**Activity:** Within the entries below, every line containing "Classic" is to be copied.

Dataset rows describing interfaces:
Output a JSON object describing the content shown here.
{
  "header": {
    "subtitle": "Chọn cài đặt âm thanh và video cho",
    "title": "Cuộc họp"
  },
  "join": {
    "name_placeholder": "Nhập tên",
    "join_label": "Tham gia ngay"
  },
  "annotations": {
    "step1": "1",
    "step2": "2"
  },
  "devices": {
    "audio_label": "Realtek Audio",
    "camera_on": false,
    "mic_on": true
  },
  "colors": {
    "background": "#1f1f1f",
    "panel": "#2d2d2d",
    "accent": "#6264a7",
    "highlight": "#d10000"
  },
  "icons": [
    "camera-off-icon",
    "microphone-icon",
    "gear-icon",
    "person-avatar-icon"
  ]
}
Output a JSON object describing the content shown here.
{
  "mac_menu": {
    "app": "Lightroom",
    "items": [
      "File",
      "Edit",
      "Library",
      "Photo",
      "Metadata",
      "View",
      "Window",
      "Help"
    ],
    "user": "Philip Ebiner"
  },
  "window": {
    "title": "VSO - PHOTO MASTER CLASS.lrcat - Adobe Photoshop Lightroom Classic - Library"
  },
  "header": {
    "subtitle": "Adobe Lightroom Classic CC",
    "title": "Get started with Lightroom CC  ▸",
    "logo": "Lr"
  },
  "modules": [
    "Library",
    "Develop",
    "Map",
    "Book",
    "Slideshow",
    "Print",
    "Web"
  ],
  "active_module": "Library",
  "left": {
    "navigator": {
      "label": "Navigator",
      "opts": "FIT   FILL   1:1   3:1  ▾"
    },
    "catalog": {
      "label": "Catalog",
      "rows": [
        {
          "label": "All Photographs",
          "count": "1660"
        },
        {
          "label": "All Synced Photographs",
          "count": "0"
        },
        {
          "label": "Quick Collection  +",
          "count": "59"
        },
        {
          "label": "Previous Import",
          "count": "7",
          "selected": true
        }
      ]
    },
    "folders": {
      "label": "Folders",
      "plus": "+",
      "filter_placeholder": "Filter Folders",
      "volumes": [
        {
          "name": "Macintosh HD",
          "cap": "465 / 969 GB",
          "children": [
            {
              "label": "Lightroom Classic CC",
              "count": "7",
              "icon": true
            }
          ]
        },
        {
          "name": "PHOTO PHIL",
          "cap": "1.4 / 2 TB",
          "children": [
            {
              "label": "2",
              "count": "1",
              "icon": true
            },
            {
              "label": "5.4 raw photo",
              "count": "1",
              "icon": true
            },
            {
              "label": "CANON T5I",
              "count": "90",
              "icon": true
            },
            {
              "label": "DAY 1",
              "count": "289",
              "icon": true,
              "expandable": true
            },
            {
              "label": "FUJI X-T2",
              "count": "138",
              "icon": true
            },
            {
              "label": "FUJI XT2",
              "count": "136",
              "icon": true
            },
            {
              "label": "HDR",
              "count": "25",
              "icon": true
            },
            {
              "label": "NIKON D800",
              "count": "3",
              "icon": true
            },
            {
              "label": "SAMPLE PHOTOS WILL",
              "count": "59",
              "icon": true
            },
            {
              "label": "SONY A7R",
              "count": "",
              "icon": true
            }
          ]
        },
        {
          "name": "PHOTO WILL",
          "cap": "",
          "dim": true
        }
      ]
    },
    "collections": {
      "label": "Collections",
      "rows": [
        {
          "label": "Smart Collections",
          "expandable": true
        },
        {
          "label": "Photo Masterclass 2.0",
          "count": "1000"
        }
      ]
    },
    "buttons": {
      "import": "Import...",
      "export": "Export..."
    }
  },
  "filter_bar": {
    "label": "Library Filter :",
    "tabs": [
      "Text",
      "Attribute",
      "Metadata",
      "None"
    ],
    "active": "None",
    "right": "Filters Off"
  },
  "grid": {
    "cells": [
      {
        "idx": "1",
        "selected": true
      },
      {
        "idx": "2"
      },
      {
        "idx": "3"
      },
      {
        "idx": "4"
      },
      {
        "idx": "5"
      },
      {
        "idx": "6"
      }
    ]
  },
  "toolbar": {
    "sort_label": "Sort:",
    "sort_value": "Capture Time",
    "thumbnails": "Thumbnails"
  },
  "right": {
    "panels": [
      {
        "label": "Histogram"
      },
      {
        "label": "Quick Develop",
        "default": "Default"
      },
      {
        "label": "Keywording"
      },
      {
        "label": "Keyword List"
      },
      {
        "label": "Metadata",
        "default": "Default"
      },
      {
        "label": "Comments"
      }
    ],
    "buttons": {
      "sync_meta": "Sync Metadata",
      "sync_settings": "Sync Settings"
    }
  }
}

**Solution to this exercise:**
    "title": "VSO - PHOTO MASTER CLASS.lrcat - Adobe Photoshop Lightroom Classic - Library"
    "subtitle": "Adobe Lightroom Classic CC",
              "label": "Lightroom Classic CC",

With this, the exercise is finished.